Since the outbreak of war, the miners have levied themselves to the extent of about £120, one-third of which has gone into the local Ladies’ Working Party, who are making up garments and comforts for the soldiers and sailors, and the remainder has gone to the Lord Lieutenant’s Relief Fund.


Dr Neil, of Netherton; Dr Bingham, of Cambois; and Dr McCracken, of Blyth, have joined the King’s service. The latter left on Sunday for naval service.


Recruiting has been somewhat slack in the Cramlington district for some weeks, the young men being very slow in coming forward. Some are of the opinion that many of them are waiting until the finer weather sets in. However much truth there is in that one cannot say, but up to the present it cannot be said that the response by the young men to the call of arms has been, to say the least, anything but satisfactory.

The married men have done well. Out of the total numbers that have joined the colours from the Cramlington district, 75 per cent of them have been married men. At Annitsford Village, out of about 120 who have enlisted, 80 of them are married men; while at Seghill the figures work out better, as about half who have joined from that district are single men.


The German Navy, doubtless pandering to the inordinate vanity of the Imperial megalomaniac, their master, have by their futile attempt to raid this coast, given to our navy opportunity to demonstrate the prowess of our defenders, who inflicted such a powerful blow upon our enemy.

The action has caused world-wide jubilation, and in no place more than on this part of the coast, where doubtless the attack was to be delivered, and where we may expect attacks so long as the war lasts, but the results of Sunday’s sea battle has given a greater confidence to our naval defence than ever.


The Ashington district has proved a prolific recruiting ground in the present crisis. One of the best records is that of the five sons of Mr Samson Owens, a miner of 30 years’ standing in the colliery town, who have joined various units.

George Owens is in the Royal Naval Division, Thomas is in the Royal Naval Division, James is in Kitchener’s Army, Edward is in the Northern Cyclists’ Battalion (Ashington Co,), and Robert is in the 8th Battalion Northumberland Fusiliers.


Privates John and William Brown, sons of Mr James Brown, assistant harbour master, Blyth, have both been wounded in action in France, the former only slightly.

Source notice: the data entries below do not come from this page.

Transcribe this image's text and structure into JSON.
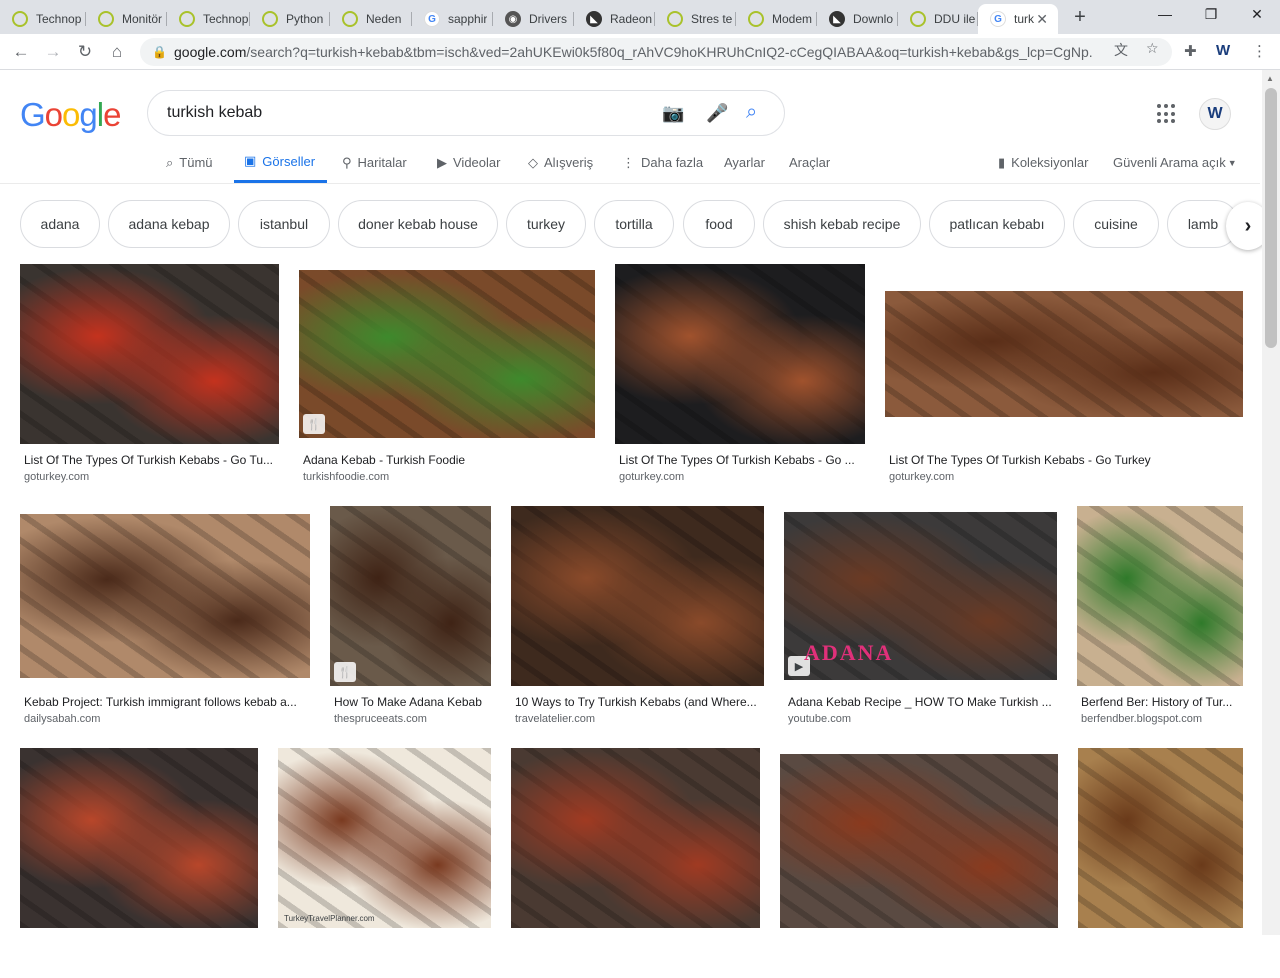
{
  "browser": {
    "tabs": [
      {
        "title": "Technop",
        "fav": "ring"
      },
      {
        "title": "Monitör",
        "fav": "ring"
      },
      {
        "title": "Technop",
        "fav": "ring"
      },
      {
        "title": "Python",
        "fav": "ring"
      },
      {
        "title": "Neden",
        "fav": "ring"
      },
      {
        "title": "sapphir",
        "fav": "g"
      },
      {
        "title": "Drivers",
        "fav": "nv"
      },
      {
        "title": "Radeon",
        "fav": "dark"
      },
      {
        "title": "Stres te",
        "fav": "ring"
      },
      {
        "title": "Modem",
        "fav": "ring"
      },
      {
        "title": "Downlo",
        "fav": "dark"
      },
      {
        "title": "DDU ile",
        "fav": "ring"
      },
      {
        "title": "turk",
        "fav": "g",
        "active": true
      }
    ],
    "new_tab": "+",
    "window_buttons": [
      "—",
      "❐",
      "✕"
    ],
    "url_host": "google.com",
    "url_rest": "/search?q=turkish+kebab&tbm=isch&ved=2ahUKEwi0k5f80q_rAhVC9hoKHRUhCnIQ2-cCegQIABAA&oq=turkish+kebab&gs_lcp=CgNp..."
  },
  "google": {
    "logo": [
      "G",
      "o",
      "o",
      "g",
      "l",
      "e"
    ],
    "query": "turkish kebab",
    "avatar_letter": "W",
    "menu": [
      {
        "label": "Tümü",
        "icon": "search-icon",
        "glyph": "⌕"
      },
      {
        "label": "Görseller",
        "icon": "image-icon",
        "glyph": "▣",
        "active": true
      },
      {
        "label": "Haritalar",
        "icon": "map-pin-icon",
        "glyph": "⚲"
      },
      {
        "label": "Videolar",
        "icon": "play-icon",
        "glyph": "▶"
      },
      {
        "label": "Alışveriş",
        "icon": "tag-icon",
        "glyph": "◇"
      },
      {
        "label": "Daha fazla",
        "icon": "more-vert-icon",
        "glyph": "⋮"
      },
      {
        "label": "Ayarlar",
        "icon": "",
        "glyph": ""
      },
      {
        "label": "Araçlar",
        "icon": "",
        "glyph": ""
      }
    ],
    "collections": "Koleksiyonlar",
    "safe_search": "Güvenli Arama açık"
  },
  "chips": [
    "adana",
    "adana kebap",
    "istanbul",
    "doner kebab house",
    "turkey",
    "tortilla",
    "food",
    "shish kebab recipe",
    "patlıcan kebabı",
    "cuisine",
    "lamb"
  ],
  "results": [
    {
      "title": "List Of The Types Of Turkish Kebabs - Go Tu...",
      "source": "goturkey.com",
      "bg": "#3a3430",
      "accent": "#c4321e",
      "badge": ""
    },
    {
      "title": "Adana Kebab - Turkish Foodie",
      "source": "turkishfoodie.com",
      "bg": "#7a4a2a",
      "accent": "#3e8a2c",
      "badge": "🍴"
    },
    {
      "title": "List Of The Types Of Turkish Kebabs - Go ...",
      "source": "goturkey.com",
      "bg": "#1d1d1f",
      "accent": "#a0522d",
      "badge": ""
    },
    {
      "title": "List Of The Types Of Turkish Kebabs - Go Turkey",
      "source": "goturkey.com",
      "bg": "#8b5a3c",
      "accent": "#5a2e18",
      "badge": ""
    },
    {
      "title": "Kebab Project: Turkish immigrant follows kebab a...",
      "source": "dailysabah.com",
      "bg": "#b0896a",
      "accent": "#4b2a1a",
      "badge": ""
    },
    {
      "title": "How To Make Adana Kebab",
      "source": "thespruceeats.com",
      "bg": "#6a5a4a",
      "accent": "#3f2315",
      "badge": "🍴"
    },
    {
      "title": "10 Ways to Try Turkish Kebabs (and Where...",
      "source": "travelatelier.com",
      "bg": "#3e2a1e",
      "accent": "#8a4a2a",
      "badge": ""
    },
    {
      "title": "Adana Kebab Recipe _ HOW TO Make Turkish ...",
      "source": "youtube.com",
      "bg": "#3c3a3a",
      "accent": "#6b3a24",
      "badge": "▶",
      "overlay": "ADANA"
    },
    {
      "title": "Berfend Ber: History of Tur...",
      "source": "berfendber.blogspot.com",
      "bg": "#c8b090",
      "accent": "#2f7a2a",
      "badge": ""
    },
    {
      "title": "",
      "source": "",
      "bg": "#3a3230",
      "accent": "#b8462a",
      "badge": ""
    },
    {
      "title": "",
      "source": "",
      "bg": "#efe8dc",
      "accent": "#7a3a20",
      "badge": "",
      "watermark": "TurkeyTravelPlanner.com"
    },
    {
      "title": "",
      "source": "",
      "bg": "#4a3a32",
      "accent": "#a03a22",
      "badge": ""
    },
    {
      "title": "",
      "source": "",
      "bg": "#5a4a42",
      "accent": "#8a3a1e",
      "badge": ""
    },
    {
      "title": "",
      "source": "",
      "bg": "#a8804e",
      "accent": "#6a3a1a",
      "badge": ""
    }
  ]
}
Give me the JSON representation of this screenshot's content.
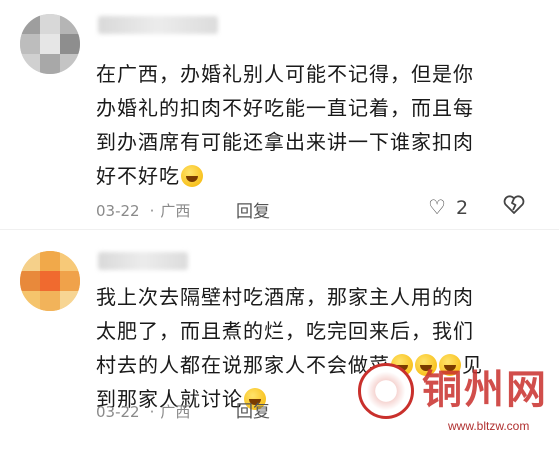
{
  "comments": [
    {
      "text_lines": [
        "在广西，办婚礼别人可能不记得，但是你",
        "办婚礼的扣肉不好吃能一直记着，而且每",
        "到办酒席有可能还拿出来讲一下谁家扣肉",
        "好不好吃"
      ],
      "date": "03-22",
      "location": "广西",
      "reply_label": "回复",
      "like_count": "2"
    },
    {
      "text_lines": [
        "我上次去隔壁村吃酒席，那家主人用的肉",
        "太肥了，而且煮的烂，吃完回来后，我们",
        "村去的人都在说那家人不会做菜",
        "见",
        "到那家人就讨论"
      ],
      "date": "03-22",
      "location": "广西",
      "reply_label": "回复"
    }
  ],
  "icons": {
    "like": "heart-outline-icon",
    "dislike": "broken-heart-icon",
    "emoji": "grinning-sweat-emoji"
  },
  "watermark": {
    "name": "铜州网",
    "url": "www.bltzw.com"
  },
  "colors": {
    "text": "#1a1a1a",
    "meta": "#8a8a8a",
    "watermark": "#c9302c"
  }
}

The latter, who is wounded in the leg, is in hospital.


The stream of recruits continues to go from our local collieries. This week, at Bebside Colliery, there are 18 putters less, all of whom have joined the Navy.


Private P. Jennings, of the 1st Northumberland Fusiliers, writes to Mr J. Thompson, Waterloo, Blyth, as follows:—

“You ask how I spent my Christmas. Well, it was just like any other ordinary day. We had a small portion of Christmas pudding, and that was all. We cannot expect anything else under the circumstances.

Time and again I have no idea what day it is. It is a very trying life while one has it, and one never knows when it might be lost. We have to trust in God for a safe return.”


The Rev. Father Maurice Kelly, of Blyth, who was for some time priest at Bedlington, who volunteered for chaplain duty at the front, writing home to his mother, states that he has received his baptism of fire and that he is on duty within 200 yards of the firing line with huge shells flying over his head in both directions, and though these are invisible he can hear them screeching.

He states that he is billeted in a college, and he has for his constant companion whilst on duty a Church of England chaplain. In spite of the fighting, he says there are wonderfully few casualties where he is. So far only one man has been wounded and requiring attention, and he was a non-Catholic,

Father Kelly states that the first man to greet him on his arrival at the camp was a man from Maestog, where he spent some years of his ministry. The man had been sent to carry Father Kelly’s luggage and recognised him and extended greetings to him.